Heikki Seppa

Seppa was born in Finland in 1927. His metalsmithing training began at the age of fourteen in the tradition of early educational concentration in Finland. He studied at the Goldsmiths School of Helsinki and Center School for Industrial Arts for four years. After his education Seppa worked for industry for another four years. He later received his Master Silversmith certificate. One year after reaching Master status he went to continue his studies in Denmark under Goerg Jensen for one year.

Seppa experienced a housing shortage at the end of World War II. He and his wife then decided to immigrate to Canada in 1951. When he reached Canada there was not a demand for a silversmith so he worked in other fields for nine years. In 1960 he enrolled in the graduate metalsmithing program at Cranbrook Academy of Art. Seppa studied at Cranbrook for one year and from there went to his first teaching position at Louisville Art Center in Kentucky. There he taught craft classes for the art center and also taught at the University of Louisvelle. He then moved to accept a teaching position at Washington University, St. Louis, Misourri. Seppa is noted for two contributions to the metalsmithing field. One is the preservation of the reticulation technique. The second and most recognized is his development of "shell structures". He also developed a vocabulary for these new forms. One term which is most familiar is the spiculum.

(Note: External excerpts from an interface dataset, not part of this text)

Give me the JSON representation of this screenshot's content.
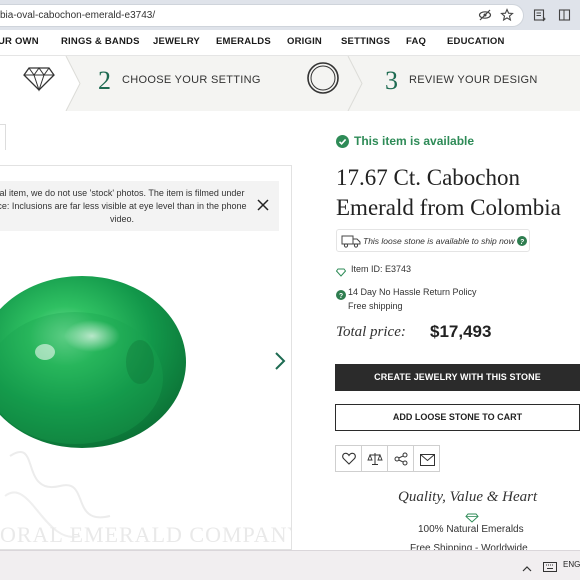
{
  "browser": {
    "url": "bia-oval-cabochon-emerald-e3743/",
    "icons": [
      "eye-off-icon",
      "star-icon",
      "reader-icon",
      "bookmark-icon"
    ]
  },
  "nav": {
    "items": [
      "UR OWN",
      "RINGS & BANDS",
      "JEWELRY",
      "EMERALDS",
      "ORIGIN",
      "SETTINGS",
      "FAQ",
      "EDUCATION"
    ]
  },
  "steps": {
    "step2_number": "2",
    "step2_label": "CHOOSE YOUR SETTING",
    "step3_number": "3",
    "step3_label": "REVIEW YOUR DESIGN"
  },
  "viewer": {
    "notice": "al item, we do not use 'stock' photos. The item is filmed under ce: Inclusions are far less visible at eye level than in the phone video.",
    "notice_line1": "al item, we do not use 'stock' photos. The item is filmed under",
    "notice_line2": "ce: Inclusions are far less visible at eye level than in the phone",
    "notice_line3": "video.",
    "watermark": "ORAL EMERALD COMPANY"
  },
  "product": {
    "availability": "This item is available",
    "title_line1": "17.67 Ct. Cabochon",
    "title_line2": "Emerald from Colombia",
    "ship_note": "This loose stone is available to ship now",
    "item_id": "Item ID: E3743",
    "return_policy": "14 Day No Hassle Return Policy",
    "shipping": "Free shipping",
    "total_label": "Total price:",
    "price": "$17,493",
    "primary_button": "CREATE JEWELRY WITH THIS STONE",
    "secondary_button": "ADD LOOSE STONE TO CART",
    "tagline": "Quality, Value & Heart",
    "feature1": "100% Natural Emeralds",
    "feature2": "Free Shipping - Worldwide"
  },
  "taskbar": {
    "lang": "ENG"
  },
  "colors": {
    "accent_green": "#1e6b52",
    "available_green": "#2e8b57",
    "button_dark": "#2b2b2b",
    "emerald": "#1faa4e"
  }
}
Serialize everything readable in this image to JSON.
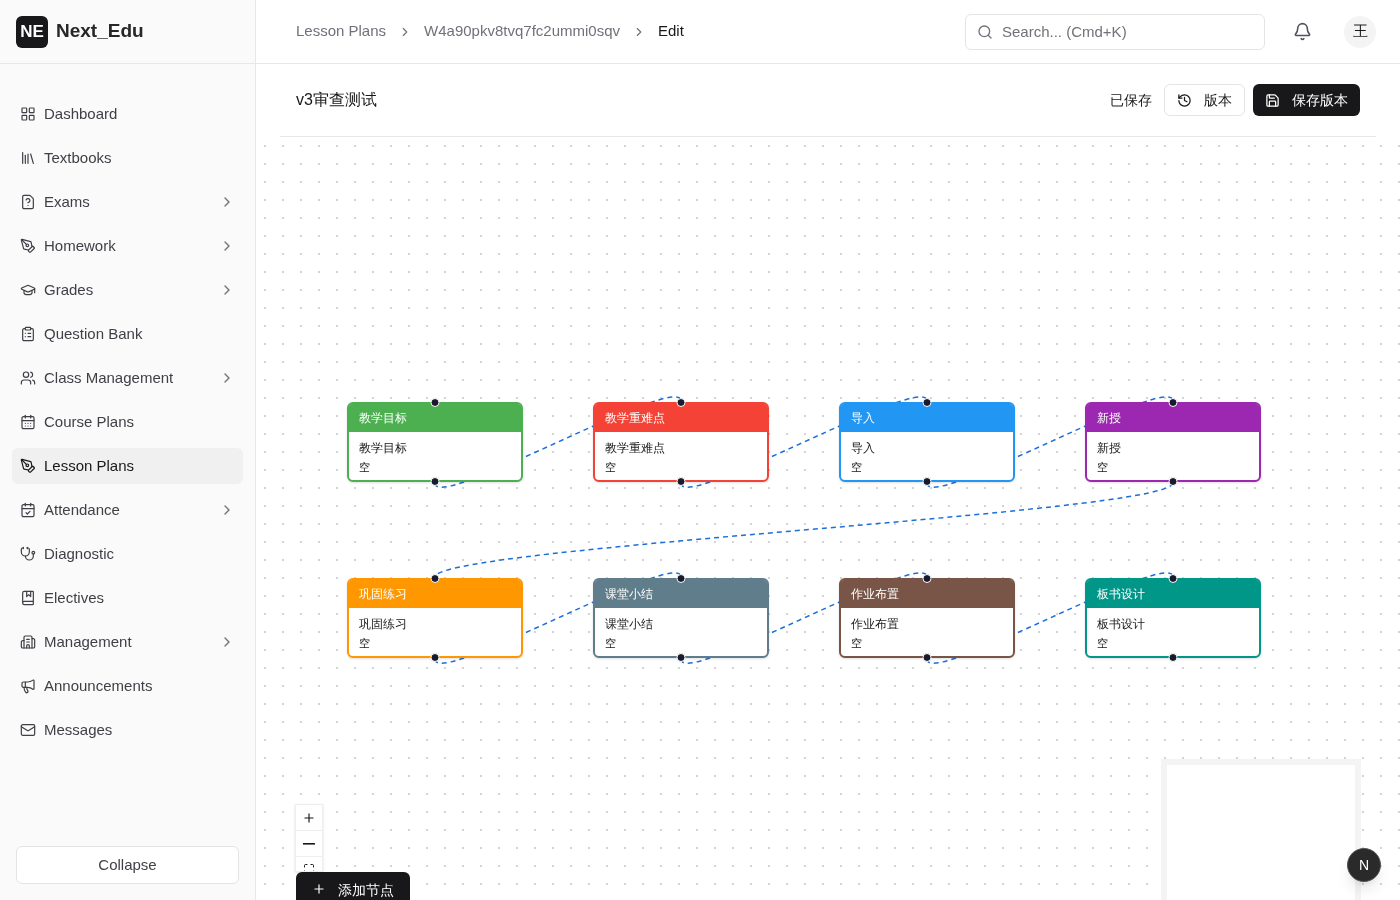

Seppa conducted numerous seminars nationwide. He received several awards including a diploma for Meritous Lifetime Work from the Society of Precious Metal Producers of his native Finland.